Governor Peter Shumlin said today that the Vermont State Hospital in Waterbury, which was closed following Tropical Storm Irene, will not re-open, and outlined his plan to ensure Vermont’s mental health community has access to quality services across the state. The plan includes acute in-patient care in at least two locations, increased services that enable individuals to remain in their communities, expanded local emergency services, and increased support for effective programs helping those with mental health conditions. The governor said these improvements would be monitored and evaluated, and discussions about a long-term plan will continue, and acknowledged the need to talk about other inpatient capacity. ‘Building a replacement facility is years away at best, and we need to put services in place now to ensure all Vermonters have access to the care they need,’ Shumlin said. ‘The absence of the hospital creates the opportunity to fund community services for recovery that can help prevent the need for hospitalization.
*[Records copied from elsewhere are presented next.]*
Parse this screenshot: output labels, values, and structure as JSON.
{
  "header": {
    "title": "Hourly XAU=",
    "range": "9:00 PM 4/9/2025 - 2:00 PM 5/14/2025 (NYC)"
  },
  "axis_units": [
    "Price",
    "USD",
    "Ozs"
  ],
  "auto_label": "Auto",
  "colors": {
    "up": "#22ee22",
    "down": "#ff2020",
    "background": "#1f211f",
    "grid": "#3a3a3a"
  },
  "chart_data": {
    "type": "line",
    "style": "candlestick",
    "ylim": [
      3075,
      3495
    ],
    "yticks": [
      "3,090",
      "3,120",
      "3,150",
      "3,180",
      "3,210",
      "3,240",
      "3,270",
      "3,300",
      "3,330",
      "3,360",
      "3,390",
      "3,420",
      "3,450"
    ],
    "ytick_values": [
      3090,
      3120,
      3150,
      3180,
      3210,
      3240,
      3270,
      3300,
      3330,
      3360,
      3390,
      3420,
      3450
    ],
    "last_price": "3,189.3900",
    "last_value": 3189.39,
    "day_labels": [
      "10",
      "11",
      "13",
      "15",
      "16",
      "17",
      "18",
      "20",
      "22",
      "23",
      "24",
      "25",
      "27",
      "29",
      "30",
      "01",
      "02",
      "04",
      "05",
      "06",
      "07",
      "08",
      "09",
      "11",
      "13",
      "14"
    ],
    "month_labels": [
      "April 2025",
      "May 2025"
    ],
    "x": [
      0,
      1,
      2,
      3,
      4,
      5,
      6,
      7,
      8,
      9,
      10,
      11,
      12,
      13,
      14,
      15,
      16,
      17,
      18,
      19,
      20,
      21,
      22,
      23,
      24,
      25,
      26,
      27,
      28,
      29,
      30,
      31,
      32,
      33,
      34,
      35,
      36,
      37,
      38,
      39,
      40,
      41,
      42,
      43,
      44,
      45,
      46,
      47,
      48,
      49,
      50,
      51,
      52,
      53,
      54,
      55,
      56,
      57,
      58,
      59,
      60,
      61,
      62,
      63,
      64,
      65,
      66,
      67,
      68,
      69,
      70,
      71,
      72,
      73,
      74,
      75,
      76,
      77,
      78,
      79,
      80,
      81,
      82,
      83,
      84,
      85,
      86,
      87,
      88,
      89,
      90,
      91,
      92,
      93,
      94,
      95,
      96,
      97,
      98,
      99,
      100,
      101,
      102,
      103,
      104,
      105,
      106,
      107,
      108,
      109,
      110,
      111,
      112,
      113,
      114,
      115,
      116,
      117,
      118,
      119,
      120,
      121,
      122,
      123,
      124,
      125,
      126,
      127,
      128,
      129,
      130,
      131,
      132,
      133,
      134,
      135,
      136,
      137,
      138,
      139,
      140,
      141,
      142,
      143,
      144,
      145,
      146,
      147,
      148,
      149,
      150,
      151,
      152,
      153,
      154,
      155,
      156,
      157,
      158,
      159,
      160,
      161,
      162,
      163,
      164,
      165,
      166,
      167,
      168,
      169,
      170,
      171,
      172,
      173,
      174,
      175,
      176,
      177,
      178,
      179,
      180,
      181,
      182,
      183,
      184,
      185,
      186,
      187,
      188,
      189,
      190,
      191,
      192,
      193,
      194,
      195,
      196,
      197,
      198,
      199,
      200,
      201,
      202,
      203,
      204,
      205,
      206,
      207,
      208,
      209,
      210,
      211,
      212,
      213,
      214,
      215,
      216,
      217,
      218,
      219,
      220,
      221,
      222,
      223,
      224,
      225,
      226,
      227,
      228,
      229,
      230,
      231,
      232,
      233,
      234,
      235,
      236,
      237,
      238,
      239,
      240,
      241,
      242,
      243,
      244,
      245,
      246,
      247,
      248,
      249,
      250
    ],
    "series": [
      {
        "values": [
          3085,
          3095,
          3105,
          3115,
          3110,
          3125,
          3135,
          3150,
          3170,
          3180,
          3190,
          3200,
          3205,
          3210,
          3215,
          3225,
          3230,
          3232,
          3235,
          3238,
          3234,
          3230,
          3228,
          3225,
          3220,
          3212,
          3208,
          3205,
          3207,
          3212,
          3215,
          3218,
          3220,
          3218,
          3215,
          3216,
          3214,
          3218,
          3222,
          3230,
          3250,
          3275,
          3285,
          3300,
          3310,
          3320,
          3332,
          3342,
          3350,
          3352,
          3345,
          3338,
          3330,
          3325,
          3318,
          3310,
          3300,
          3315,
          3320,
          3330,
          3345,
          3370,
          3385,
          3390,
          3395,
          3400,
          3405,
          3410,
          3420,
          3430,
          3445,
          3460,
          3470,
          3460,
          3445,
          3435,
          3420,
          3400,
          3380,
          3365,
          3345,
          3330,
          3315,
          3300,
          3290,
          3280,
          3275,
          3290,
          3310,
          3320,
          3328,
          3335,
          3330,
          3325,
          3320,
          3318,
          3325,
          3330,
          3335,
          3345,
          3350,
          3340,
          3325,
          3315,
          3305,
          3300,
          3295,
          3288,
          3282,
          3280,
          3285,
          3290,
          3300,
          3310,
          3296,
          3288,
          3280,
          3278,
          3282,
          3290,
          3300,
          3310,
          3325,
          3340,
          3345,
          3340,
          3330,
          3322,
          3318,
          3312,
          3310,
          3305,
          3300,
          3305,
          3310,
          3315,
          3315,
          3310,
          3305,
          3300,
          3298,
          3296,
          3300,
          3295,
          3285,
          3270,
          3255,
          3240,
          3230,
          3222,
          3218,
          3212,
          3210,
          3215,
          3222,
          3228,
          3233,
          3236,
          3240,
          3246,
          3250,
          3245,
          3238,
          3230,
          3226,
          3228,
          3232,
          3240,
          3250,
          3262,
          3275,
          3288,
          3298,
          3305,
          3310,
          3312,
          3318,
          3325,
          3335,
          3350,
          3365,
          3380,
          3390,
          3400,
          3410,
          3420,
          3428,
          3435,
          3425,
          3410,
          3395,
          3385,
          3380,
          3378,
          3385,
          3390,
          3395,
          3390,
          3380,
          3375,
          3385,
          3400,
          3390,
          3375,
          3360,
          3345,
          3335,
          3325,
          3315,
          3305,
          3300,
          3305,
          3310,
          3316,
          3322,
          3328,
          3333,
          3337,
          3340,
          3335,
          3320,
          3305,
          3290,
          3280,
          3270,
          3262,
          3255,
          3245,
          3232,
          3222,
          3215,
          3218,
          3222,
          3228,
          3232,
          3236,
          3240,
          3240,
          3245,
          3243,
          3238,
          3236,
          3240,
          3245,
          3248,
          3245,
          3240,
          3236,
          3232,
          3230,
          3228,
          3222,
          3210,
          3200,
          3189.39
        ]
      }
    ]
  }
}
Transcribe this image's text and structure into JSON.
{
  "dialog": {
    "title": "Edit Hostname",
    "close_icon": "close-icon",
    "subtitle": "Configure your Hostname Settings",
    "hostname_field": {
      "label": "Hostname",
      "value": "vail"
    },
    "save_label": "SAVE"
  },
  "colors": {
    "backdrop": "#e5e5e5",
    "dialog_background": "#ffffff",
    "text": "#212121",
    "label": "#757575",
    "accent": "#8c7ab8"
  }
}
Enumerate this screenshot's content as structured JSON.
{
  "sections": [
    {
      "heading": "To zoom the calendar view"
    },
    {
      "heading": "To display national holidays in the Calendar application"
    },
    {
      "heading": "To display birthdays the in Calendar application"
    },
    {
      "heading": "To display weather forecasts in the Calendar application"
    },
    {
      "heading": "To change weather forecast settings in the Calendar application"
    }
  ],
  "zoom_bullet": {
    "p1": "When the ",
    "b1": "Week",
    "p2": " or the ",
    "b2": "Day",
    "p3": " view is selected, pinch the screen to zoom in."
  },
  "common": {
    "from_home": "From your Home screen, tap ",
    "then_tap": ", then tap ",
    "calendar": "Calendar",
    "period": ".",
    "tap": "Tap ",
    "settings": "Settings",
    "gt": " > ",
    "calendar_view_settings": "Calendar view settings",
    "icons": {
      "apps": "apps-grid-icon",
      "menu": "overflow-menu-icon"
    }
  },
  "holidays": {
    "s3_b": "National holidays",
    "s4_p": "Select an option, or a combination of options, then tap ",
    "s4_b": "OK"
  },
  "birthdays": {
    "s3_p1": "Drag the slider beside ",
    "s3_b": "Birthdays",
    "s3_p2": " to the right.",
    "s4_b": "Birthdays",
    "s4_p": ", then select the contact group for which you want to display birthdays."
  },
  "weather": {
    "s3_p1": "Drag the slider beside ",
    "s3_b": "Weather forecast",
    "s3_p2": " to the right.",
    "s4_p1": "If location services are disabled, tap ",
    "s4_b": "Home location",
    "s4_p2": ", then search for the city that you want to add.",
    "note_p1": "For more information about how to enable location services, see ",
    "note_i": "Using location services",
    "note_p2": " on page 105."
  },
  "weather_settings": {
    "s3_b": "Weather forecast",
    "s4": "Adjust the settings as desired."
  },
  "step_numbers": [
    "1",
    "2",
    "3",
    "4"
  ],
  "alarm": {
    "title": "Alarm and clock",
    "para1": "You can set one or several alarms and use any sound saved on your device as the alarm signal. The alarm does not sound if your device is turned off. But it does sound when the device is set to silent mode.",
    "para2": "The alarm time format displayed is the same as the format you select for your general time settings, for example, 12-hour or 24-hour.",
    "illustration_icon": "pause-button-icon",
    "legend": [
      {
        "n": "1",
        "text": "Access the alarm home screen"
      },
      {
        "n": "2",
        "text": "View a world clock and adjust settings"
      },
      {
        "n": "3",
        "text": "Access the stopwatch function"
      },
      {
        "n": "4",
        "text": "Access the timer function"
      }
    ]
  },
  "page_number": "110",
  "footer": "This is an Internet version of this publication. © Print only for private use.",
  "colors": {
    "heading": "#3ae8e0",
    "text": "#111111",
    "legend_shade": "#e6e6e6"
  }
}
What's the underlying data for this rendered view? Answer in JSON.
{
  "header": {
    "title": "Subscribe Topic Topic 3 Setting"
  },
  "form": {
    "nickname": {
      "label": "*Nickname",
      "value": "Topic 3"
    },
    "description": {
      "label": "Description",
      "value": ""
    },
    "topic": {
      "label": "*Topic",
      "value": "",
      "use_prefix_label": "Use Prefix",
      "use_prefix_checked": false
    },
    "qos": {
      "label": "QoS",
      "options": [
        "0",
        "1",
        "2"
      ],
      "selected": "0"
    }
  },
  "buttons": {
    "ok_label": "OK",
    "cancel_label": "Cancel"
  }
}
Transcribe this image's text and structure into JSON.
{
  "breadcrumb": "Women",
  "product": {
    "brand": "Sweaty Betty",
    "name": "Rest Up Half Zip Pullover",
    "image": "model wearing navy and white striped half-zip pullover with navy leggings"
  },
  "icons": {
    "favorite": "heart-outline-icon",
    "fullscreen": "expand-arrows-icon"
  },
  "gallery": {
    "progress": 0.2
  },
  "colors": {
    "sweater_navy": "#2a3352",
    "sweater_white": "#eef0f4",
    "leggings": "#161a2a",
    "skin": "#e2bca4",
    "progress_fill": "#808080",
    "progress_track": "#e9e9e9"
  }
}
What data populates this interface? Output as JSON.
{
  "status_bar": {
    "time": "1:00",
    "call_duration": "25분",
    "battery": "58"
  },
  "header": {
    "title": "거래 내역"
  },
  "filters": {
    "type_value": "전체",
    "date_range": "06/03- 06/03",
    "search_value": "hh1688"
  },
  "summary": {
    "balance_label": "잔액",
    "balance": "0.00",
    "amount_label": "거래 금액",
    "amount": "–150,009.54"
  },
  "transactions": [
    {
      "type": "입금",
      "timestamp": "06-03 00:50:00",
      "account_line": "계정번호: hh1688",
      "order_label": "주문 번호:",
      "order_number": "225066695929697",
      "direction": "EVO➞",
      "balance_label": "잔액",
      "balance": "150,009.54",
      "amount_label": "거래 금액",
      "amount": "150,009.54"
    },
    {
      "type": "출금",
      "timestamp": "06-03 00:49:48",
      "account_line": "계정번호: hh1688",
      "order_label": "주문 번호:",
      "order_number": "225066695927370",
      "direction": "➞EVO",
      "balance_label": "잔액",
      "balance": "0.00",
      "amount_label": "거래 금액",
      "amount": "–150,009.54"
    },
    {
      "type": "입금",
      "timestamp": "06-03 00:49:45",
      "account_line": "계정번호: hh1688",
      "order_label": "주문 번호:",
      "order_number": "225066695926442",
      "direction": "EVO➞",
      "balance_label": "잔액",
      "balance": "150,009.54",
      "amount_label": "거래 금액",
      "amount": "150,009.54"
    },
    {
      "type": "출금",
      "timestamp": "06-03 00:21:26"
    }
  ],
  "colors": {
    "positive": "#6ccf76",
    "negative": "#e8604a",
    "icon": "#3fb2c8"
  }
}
We believe that all of these actions taken together will meet Vermont’s mental health needs.’ The following actions are in motion: Establish a long-term agreement with the Brattleboro Retreat for 14 acute care beds. The Retreat has been helping since the flood to provide up to 15 beds and will make some renovations to allow them, on a long term basis, to care for individuals with higher needs for supervision and management. 2. Fund two additional ‘step down’ facilities (similar to Second Spring in Williamstown) for people ready to leave the hospital, so that individuals ready to move from the hospital to another setting for recovery have quick access to a bed. This will help ensure hospital beds are reserved for those in need for that level of service. Deliver on the long-overdue promise of community-based mental health services. Continue to find and secure a facility that can provide 15 beds for appropriate care and services for people in need of acute care. We have looked at many possibilities already and continue to search. Pine Ridge School in Williston is under active consideration, as is a site located near the Central Vermont Medical Center. Governor Shumlin praised the heroic efforts of Vermont State Hospital staff and patients for not only safely evacuating the facility during the tropical storm, but for staff continuing to travel far from home to provide support in other settings. He also thanked community hospitals for providing care to individuals whose needs often exceed what the hospitals are designed to handle. ‘This crisis is an opportunity to rebuild our mental health services to make them better than before. That’s just what we intend to do,’ the governorsaid. Goveror’s office. 10.20.2011